● To do: Copy out all the lines in the records that include the word "handle".

● The data:
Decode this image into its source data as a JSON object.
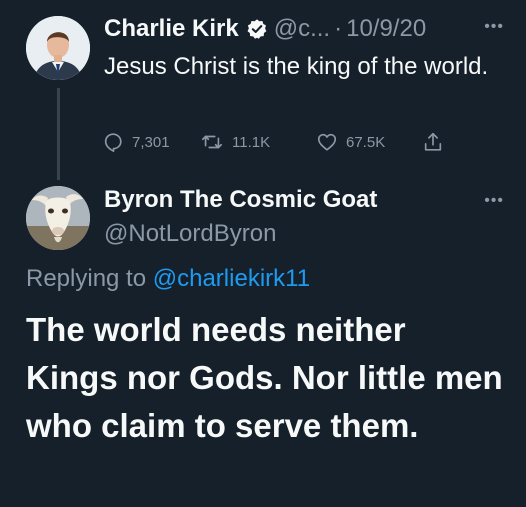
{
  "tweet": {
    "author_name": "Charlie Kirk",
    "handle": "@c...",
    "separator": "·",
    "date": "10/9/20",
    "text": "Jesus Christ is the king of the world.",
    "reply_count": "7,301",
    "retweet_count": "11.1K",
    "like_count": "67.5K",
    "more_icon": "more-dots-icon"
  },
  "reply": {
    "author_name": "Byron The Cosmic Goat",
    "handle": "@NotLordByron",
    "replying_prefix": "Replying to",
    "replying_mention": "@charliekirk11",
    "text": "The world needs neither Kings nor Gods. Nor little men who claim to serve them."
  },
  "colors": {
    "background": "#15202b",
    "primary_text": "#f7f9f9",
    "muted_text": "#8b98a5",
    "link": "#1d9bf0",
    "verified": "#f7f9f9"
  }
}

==

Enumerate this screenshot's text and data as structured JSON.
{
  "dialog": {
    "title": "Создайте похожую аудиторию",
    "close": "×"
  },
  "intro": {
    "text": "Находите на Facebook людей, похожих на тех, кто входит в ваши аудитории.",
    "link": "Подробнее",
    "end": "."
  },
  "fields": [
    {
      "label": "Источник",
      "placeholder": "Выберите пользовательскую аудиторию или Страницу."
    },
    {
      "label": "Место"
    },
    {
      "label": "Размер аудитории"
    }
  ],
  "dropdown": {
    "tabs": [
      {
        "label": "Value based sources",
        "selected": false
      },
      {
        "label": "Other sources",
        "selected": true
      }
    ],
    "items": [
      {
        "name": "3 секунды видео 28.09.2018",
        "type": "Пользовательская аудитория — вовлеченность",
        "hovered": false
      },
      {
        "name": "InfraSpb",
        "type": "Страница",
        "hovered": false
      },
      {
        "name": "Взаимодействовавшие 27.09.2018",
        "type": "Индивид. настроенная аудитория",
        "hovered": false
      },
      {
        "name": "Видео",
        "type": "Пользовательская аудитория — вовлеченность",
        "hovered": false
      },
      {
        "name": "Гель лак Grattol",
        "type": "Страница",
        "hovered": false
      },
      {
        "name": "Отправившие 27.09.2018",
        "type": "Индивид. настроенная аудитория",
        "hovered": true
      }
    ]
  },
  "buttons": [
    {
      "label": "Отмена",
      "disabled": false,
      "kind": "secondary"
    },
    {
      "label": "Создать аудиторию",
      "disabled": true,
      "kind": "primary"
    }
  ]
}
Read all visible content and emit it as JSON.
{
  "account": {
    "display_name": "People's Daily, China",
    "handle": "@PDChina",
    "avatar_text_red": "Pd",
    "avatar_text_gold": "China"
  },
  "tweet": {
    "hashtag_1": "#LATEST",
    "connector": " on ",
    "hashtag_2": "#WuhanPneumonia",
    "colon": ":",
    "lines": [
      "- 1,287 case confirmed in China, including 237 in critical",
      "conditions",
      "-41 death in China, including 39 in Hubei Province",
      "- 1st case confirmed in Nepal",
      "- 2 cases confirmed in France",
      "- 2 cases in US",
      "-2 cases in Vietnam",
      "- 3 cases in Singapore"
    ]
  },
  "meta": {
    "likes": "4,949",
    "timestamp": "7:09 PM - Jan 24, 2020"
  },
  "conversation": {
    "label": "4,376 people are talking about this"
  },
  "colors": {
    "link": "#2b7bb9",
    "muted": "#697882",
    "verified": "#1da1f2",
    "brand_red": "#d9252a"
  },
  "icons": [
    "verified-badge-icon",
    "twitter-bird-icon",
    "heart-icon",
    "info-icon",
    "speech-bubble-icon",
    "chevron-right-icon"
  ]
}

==

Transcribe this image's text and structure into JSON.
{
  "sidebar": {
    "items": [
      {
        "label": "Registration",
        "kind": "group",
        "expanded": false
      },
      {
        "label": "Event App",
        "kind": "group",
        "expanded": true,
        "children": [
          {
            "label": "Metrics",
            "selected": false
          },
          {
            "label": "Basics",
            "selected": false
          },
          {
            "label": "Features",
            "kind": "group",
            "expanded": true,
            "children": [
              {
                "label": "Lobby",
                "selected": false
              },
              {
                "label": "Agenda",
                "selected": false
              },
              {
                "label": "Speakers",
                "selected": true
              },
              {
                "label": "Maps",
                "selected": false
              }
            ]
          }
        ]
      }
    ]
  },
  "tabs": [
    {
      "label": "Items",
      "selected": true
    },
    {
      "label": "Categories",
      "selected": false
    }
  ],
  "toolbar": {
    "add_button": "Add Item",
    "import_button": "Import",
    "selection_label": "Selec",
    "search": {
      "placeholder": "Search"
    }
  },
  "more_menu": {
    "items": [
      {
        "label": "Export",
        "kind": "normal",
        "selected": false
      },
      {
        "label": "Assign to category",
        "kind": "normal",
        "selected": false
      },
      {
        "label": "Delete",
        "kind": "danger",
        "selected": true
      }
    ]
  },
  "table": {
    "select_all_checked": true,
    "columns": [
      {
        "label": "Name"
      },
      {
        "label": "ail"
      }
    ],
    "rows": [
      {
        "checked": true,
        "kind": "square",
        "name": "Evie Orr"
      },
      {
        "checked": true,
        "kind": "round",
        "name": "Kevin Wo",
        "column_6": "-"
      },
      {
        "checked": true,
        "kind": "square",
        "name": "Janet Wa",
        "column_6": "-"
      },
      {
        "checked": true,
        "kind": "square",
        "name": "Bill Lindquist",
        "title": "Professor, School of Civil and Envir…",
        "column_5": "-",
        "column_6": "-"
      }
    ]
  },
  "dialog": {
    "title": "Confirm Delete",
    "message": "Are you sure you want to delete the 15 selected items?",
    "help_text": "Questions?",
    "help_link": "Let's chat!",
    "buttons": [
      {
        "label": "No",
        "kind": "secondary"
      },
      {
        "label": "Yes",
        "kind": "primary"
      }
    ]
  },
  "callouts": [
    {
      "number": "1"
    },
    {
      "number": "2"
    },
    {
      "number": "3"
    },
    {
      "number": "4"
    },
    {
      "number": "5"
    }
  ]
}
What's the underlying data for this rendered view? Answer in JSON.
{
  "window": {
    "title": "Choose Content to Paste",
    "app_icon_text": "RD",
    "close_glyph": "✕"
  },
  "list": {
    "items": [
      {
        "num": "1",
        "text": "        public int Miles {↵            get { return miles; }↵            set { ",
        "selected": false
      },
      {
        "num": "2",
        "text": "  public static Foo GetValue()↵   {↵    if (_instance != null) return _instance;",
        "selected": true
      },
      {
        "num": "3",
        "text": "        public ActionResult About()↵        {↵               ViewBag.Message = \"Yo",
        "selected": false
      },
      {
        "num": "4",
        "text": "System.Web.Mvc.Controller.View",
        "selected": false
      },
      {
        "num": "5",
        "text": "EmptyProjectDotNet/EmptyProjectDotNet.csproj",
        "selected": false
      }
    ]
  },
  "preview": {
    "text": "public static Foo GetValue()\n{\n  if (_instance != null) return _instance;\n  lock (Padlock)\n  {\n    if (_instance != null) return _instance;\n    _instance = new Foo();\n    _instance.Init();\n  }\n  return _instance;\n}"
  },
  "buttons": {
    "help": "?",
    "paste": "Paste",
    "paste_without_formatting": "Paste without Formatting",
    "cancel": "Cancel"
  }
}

● Solved exercise:
    "handle": "@c...",
    "handle": "@NotLordByron",
    "handle": "@PDChina",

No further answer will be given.